Conditional gifting... are you trying to rule from the grave?
Don't feel like graduating? Say goodbye to your inheritance!
Conditional gifts in wills in my experience are not overly common, however when such gifts are included the impact can be significant.
In Australia, there have been examples of conditional gifts in wills being tested as to their validity. For instance, the New South Wales Supreme Court in the case ofCarolyn Margaret Hickin v Robyn Patricia Carroll & Ors (No.2)  NSWSC 1059concerned a deceased, Mr Carroll, whom included in his will conditional gifts to his children which would take effect on the basis of them:
- firstly, attending his funeral; and
- secondly, being baptised into the Roman Catholic Church within three months of his dealth. Mr Carroll's children are practising Jehovah's Witnesses.
The Court upheld the validity of the conditional gifts in Mr Carroll's will.
Now from the United States, the New York post has, on 27 July 2015, reported on the last will and testament of a multi-millionaire with a $37m estate. The will contains some very prescriptive conditional gifts (full article here).
Mr Laboz who died earlier this year leaving two daughters aged 21 and 17 and a wife, included the following conditions in his will:
- His eldest daughter will get $500,000 for getting married, however only if her husband signs a sworn statement promising to keep his hands off the cash.
- She receives another $750,000 if she graduates "from an accredited university" and writes "100 words or less describing what she intends to do with the funds" - with the trustees appointed by the deceased to oversee her money, responsible for approving her essay.
- Both daughters get a big incentive to earn decent salaries by 2020. Each daughter is guaranteed to receive an annual payout of three times the income listed on their personal tax return.
- If the daughters have children and don't work outside the house, the trustees will give them each three percent of the value of their trust every January 1st. However this is only in relation to a "child born in wedlock".
The deceased's wife was not included as a beneficiary in the will because there was a prenuptial agreement in place. However, it is understood that they were married at the time of death and therefore the relevance of such agreement is questionable as it relates to the deceased estate.
Mr Laboz's level of control may be considered an extreme attempt at ruling from the grave; however may also be seen as a father trying to instill strong moral values down the generations.

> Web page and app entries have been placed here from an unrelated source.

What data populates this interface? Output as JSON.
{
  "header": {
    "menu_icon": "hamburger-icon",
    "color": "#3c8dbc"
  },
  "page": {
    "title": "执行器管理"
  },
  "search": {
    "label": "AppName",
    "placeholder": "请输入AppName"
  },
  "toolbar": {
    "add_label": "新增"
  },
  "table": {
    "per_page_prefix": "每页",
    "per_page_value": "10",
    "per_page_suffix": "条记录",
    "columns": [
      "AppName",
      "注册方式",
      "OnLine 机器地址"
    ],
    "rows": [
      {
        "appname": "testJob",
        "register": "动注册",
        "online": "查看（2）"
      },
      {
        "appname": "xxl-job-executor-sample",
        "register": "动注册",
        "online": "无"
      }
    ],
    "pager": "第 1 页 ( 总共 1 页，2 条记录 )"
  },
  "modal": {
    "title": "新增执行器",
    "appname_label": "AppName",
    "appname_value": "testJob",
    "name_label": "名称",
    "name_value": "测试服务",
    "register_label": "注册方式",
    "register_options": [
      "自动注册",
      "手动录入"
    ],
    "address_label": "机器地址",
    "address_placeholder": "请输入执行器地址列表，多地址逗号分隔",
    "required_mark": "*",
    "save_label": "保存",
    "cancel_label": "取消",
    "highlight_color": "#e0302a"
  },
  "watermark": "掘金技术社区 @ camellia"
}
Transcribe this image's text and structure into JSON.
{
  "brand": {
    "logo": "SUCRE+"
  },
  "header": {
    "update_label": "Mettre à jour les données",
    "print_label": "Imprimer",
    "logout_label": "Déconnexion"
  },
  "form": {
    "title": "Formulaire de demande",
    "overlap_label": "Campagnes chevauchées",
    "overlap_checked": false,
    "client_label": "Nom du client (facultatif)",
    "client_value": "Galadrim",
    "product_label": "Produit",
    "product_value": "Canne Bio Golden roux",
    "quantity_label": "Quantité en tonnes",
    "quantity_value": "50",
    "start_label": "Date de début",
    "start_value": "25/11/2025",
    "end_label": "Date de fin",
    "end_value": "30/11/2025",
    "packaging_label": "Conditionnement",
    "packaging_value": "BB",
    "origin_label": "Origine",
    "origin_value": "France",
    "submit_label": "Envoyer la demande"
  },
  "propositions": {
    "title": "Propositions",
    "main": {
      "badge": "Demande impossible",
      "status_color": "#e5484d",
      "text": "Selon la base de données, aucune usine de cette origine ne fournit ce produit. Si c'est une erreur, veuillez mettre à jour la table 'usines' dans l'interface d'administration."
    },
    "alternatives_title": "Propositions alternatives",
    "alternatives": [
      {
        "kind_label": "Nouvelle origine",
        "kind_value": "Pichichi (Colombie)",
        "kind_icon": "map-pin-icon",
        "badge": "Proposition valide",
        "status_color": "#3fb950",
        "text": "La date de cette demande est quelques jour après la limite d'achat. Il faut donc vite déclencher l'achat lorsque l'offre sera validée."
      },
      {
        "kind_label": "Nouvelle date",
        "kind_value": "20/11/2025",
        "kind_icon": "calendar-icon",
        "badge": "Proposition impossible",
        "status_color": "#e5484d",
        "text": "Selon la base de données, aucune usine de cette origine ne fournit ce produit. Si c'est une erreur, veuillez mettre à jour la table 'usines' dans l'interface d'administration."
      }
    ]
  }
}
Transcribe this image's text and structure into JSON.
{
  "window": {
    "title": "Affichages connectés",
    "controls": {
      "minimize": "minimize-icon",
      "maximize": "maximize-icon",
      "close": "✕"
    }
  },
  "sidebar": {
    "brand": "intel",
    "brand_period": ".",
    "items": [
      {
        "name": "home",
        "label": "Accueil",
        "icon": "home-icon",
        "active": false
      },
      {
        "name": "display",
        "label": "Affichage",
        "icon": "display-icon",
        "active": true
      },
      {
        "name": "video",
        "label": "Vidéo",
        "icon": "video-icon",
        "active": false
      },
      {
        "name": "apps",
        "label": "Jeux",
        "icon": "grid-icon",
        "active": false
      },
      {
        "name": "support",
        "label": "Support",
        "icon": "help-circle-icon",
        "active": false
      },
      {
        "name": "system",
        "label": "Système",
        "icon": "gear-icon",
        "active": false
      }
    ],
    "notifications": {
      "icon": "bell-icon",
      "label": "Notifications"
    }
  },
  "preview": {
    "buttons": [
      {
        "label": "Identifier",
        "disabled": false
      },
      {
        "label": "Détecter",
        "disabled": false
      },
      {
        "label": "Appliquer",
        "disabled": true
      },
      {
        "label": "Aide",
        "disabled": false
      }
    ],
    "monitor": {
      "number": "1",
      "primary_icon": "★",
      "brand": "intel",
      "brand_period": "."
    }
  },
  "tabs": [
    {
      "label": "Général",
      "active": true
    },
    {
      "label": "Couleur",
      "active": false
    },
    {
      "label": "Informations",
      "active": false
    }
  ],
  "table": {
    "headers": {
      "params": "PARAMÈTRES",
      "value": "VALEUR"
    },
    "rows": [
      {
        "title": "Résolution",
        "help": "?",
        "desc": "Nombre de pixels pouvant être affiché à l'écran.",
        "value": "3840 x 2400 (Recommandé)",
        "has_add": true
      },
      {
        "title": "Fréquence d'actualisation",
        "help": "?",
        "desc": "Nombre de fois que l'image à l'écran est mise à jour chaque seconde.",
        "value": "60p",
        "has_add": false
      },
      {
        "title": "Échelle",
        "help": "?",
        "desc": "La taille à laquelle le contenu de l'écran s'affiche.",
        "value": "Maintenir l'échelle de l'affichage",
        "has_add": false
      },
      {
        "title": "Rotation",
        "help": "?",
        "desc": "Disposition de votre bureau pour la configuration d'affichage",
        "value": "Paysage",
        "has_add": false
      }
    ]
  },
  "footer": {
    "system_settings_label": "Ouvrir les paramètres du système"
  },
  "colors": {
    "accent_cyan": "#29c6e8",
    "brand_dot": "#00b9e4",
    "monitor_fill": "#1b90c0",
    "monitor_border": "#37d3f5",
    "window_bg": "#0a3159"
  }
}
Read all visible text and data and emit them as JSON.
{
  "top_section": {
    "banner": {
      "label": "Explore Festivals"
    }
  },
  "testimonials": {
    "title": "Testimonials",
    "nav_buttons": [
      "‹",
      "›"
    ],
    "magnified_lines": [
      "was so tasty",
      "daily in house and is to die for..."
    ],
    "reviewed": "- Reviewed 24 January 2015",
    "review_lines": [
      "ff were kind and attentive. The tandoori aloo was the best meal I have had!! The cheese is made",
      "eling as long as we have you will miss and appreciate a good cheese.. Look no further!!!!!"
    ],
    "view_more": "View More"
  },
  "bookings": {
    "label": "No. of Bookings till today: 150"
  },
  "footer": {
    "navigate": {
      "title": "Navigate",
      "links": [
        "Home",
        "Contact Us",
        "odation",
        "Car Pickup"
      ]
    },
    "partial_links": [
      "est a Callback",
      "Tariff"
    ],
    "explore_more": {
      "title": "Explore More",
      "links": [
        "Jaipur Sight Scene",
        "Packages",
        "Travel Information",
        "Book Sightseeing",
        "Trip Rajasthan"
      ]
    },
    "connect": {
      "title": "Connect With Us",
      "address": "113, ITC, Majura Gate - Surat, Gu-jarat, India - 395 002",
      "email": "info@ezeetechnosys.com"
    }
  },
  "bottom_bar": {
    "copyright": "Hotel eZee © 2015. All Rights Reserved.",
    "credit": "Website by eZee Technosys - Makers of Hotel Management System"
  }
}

As conditional gifts can be invalidated on the grounds of uncertainty, impossibility or as against public policy, it is important for clients considering any kind of conditional gift, regardless of the size of the estate, to consult with a specialist wills and estates lawyer prior to considering their inclusion.
For more information on conditional gifting, contact David Patkin.